# Exercise:
A single number is the expected answer: the count of lines in the records below that contain "Network".

# Items from an interface collection:
▼

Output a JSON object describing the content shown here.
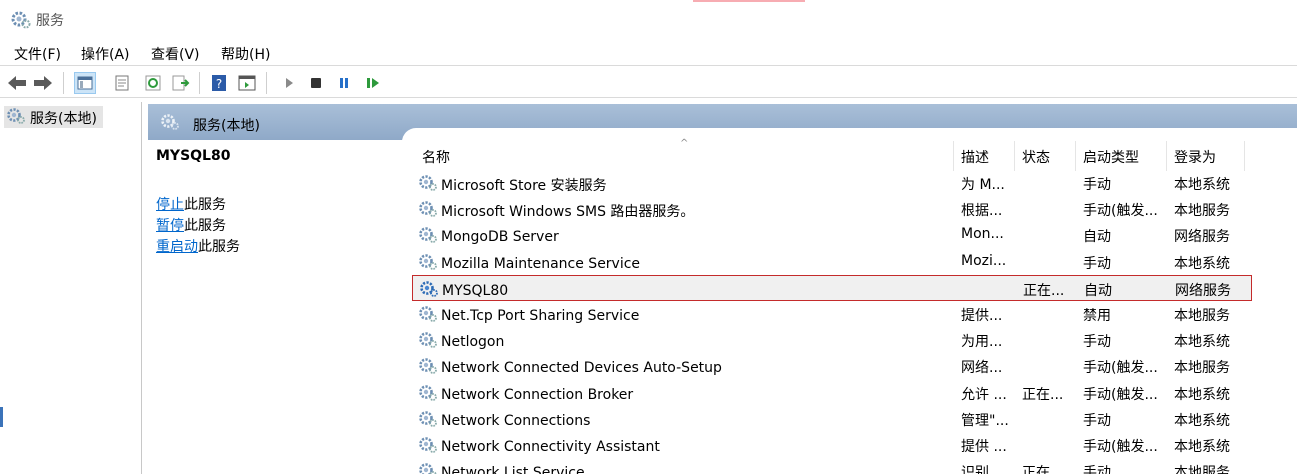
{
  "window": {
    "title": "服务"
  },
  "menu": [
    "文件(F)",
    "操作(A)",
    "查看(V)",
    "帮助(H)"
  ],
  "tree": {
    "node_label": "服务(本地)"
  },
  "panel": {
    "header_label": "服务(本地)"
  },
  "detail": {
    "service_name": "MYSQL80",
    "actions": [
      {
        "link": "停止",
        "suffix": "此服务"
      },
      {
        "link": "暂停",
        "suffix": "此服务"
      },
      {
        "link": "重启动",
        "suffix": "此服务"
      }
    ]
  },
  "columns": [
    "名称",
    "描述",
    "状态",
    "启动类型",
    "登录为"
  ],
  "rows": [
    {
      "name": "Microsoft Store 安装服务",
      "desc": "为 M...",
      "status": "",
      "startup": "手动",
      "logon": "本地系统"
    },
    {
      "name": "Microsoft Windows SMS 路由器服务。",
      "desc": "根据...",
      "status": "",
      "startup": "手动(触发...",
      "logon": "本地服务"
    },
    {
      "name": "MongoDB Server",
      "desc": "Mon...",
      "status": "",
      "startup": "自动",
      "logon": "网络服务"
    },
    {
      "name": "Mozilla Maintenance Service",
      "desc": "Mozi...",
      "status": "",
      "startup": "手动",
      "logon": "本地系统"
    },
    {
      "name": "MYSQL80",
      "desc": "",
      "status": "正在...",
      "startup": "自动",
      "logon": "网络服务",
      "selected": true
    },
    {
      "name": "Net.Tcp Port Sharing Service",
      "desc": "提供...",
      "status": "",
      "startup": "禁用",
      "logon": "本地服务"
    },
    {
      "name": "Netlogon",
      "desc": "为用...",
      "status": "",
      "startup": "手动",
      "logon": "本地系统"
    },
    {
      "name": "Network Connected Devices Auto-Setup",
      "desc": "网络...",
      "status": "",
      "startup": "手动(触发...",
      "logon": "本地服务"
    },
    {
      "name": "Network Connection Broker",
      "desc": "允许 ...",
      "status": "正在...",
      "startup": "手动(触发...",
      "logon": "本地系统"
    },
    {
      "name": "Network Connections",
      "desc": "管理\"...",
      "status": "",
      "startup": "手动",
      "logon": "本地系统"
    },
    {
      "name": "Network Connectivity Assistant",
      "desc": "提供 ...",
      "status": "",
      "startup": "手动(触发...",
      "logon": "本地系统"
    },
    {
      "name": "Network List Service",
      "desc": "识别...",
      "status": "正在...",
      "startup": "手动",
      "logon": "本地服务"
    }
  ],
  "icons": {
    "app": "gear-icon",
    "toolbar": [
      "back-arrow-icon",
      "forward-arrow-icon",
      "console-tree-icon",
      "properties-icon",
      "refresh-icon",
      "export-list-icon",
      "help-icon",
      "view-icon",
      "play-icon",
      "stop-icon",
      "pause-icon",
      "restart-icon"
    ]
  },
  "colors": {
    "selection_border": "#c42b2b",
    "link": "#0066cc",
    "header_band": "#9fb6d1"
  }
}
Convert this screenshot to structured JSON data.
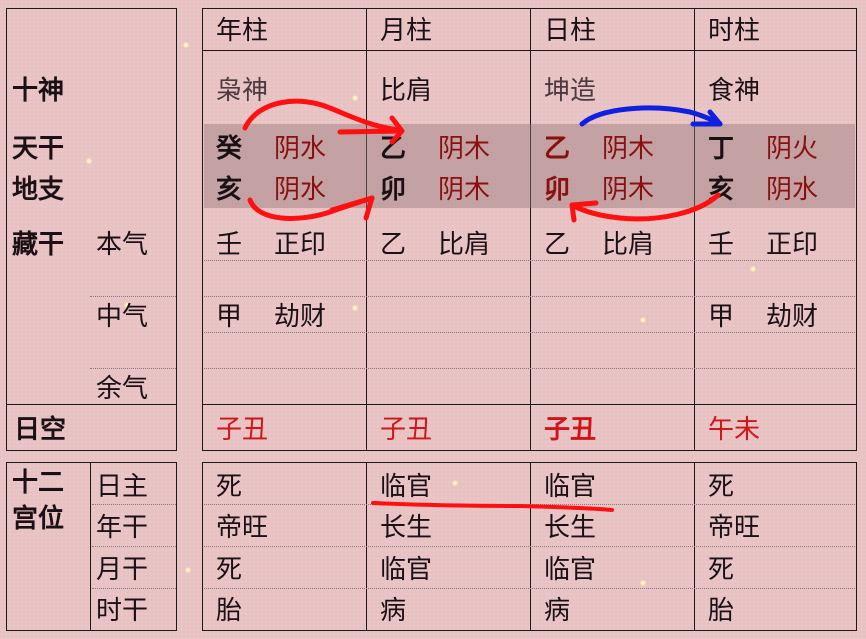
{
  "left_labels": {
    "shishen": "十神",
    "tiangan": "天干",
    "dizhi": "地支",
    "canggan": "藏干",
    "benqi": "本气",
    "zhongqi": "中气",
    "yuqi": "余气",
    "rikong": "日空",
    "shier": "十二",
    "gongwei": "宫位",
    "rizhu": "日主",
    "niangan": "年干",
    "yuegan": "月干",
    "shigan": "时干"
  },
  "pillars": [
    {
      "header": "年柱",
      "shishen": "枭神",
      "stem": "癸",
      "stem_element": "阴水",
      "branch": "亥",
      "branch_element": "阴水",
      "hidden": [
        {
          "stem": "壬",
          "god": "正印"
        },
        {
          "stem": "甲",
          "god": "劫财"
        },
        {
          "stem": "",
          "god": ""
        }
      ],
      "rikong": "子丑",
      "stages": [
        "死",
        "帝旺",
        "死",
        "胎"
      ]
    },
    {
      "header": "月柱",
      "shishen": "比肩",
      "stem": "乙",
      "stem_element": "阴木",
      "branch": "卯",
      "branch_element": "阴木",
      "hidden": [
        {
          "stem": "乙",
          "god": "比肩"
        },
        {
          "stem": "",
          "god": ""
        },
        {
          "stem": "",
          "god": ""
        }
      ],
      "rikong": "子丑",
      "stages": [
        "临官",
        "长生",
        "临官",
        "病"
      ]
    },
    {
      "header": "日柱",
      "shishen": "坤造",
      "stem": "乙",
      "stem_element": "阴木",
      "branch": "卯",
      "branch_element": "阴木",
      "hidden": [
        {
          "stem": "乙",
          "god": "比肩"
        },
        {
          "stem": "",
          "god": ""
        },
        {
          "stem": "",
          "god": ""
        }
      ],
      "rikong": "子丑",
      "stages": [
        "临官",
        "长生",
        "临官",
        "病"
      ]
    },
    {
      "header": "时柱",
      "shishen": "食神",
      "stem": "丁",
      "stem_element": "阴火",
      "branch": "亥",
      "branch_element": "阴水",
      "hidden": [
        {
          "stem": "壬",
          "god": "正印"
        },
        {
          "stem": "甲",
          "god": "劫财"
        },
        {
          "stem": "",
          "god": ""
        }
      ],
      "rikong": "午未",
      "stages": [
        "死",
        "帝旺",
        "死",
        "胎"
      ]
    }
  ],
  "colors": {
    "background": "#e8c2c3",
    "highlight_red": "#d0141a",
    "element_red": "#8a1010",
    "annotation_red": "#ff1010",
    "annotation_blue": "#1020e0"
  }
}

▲

# Solution to this exercise:
5